TASK DESCRIPTION -
Without any change, set down every record below.

Web page and app entries
========================================================================

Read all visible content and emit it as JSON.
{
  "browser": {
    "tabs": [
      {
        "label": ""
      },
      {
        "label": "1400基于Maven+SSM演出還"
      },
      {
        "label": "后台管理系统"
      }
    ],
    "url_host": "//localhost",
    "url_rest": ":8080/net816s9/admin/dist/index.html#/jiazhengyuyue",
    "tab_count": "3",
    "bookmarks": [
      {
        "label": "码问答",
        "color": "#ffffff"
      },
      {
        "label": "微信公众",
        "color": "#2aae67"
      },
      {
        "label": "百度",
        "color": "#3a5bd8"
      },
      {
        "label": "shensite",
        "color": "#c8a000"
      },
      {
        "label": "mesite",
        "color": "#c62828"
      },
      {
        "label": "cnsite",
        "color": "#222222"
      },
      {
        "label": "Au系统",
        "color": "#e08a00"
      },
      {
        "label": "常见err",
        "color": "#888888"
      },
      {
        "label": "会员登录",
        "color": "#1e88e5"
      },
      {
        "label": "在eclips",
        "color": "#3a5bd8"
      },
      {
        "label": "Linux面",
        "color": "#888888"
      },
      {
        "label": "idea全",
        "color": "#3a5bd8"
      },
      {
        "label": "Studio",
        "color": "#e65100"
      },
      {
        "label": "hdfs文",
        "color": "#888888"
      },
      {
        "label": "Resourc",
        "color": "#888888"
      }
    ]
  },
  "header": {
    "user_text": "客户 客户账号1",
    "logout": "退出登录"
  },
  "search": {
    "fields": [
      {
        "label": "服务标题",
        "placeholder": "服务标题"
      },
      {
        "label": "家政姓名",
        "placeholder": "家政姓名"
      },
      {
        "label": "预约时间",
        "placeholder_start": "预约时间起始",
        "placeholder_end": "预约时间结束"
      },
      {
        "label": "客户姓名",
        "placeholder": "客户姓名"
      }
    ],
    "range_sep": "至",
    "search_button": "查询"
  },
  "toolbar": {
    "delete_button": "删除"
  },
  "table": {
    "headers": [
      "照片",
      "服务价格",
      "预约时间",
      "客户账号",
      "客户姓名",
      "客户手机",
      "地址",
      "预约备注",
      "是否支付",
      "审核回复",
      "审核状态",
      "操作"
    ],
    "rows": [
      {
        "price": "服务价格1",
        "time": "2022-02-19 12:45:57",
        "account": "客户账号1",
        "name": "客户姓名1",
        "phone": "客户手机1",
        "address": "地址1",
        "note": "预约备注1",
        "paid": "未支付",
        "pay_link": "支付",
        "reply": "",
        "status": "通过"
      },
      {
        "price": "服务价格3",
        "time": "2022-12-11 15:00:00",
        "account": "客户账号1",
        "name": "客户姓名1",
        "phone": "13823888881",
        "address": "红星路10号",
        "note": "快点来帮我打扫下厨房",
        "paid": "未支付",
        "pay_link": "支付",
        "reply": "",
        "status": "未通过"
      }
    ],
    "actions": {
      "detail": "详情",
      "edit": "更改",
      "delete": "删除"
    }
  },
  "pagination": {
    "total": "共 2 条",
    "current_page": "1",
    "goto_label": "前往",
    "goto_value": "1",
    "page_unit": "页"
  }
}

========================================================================

FINISHED EXERCISE -
Read all visible content and emit it as JSON.
{
  "browser": {
    "tabs": [
      {
        "label": ""
      },
      {
        "label": "1400基于Maven+SSM演出還"
      },
      {
        "label": "后台管理系统"
      }
    ],
    "url_host": "//localhost",
    "url_rest": ":8080/net816s9/admin/dist/index.html#/jiazhengyuyue",
    "tab_count": "3",
    "bookmarks": [
      {
        "label": "码问答",
        "color": "#ffffff"
      },
      {
        "label": "微信公众",
        "color": "#2aae67"
      },
      {
        "label": "百度",
        "color": "#3a5bd8"
      },
      {
        "label": "shensite",
        "color": "#c8a000"
      },
      {
        "label": "mesite",
        "color": "#c62828"
      },
      {
        "label": "cnsite",
        "color": "#222222"
      },
      {
        "label": "Au系统",
        "color": "#e08a00"
      },
      {
        "label": "常见err",
        "color": "#888888"
      },
      {
        "label": "会员登录",
        "color": "#1e88e5"
      },
      {
        "label": "在eclips",
        "color": "#3a5bd8"
      },
      {
        "label": "Linux面",
        "color": "#888888"
      },
      {
        "label": "idea全",
        "color": "#3a5bd8"
      },
      {
        "label": "Studio",
        "color": "#e65100"
      },
      {
        "label": "hdfs文",
        "color": "#888888"
      },
      {
        "label": "Resourc",
        "color": "#888888"
      }
    ]
  },
  "header": {
    "user_text": "客户 客户账号1",
    "logout": "退出登录"
  },
  "search": {
    "fields": [
      {
        "label": "服务标题",
        "placeholder": "服务标题"
      },
      {
        "label": "家政姓名",
        "placeholder": "家政姓名"
      },
      {
        "label": "预约时间",
        "placeholder_start": "预约时间起始",
        "placeholder_end": "预约时间结束"
      },
      {
        "label": "客户姓名",
        "placeholder": "客户姓名"
      }
    ],
    "range_sep": "至",
    "search_button": "查询"
  },
  "toolbar": {
    "delete_button": "删除"
  },
  "table": {
    "headers": [
      "照片",
      "服务价格",
      "预约时间",
      "客户账号",
      "客户姓名",
      "客户手机",
      "地址",
      "预约备注",
      "是否支付",
      "审核回复",
      "审核状态",
      "操作"
    ],
    "rows": [
      {
        "price": "服务价格1",
        "time": "2022-02-19 12:45:57",
        "account": "客户账号1",
        "name": "客户姓名1",
        "phone": "客户手机1",
        "address": "地址1",
        "note": "预约备注1",
        "paid": "未支付",
        "pay_link": "支付",
        "reply": "",
        "status": "通过"
      },
      {
        "price": "服务价格3",
        "time": "2022-12-11 15:00:00",
        "account": "客户账号1",
        "name": "客户姓名1",
        "phone": "13823888881",
        "address": "红星路10号",
        "note": "快点来帮我打扫下厨房",
        "paid": "未支付",
        "pay_link": "支付",
        "reply": "",
        "status": "未通过"
      }
    ],
    "actions": {
      "detail": "详情",
      "edit": "更改",
      "delete": "删除"
    }
  },
  "pagination": {
    "total": "共 2 条",
    "current_page": "1",
    "goto_label": "前往",
    "goto_value": "1",
    "page_unit": "页"
  }
}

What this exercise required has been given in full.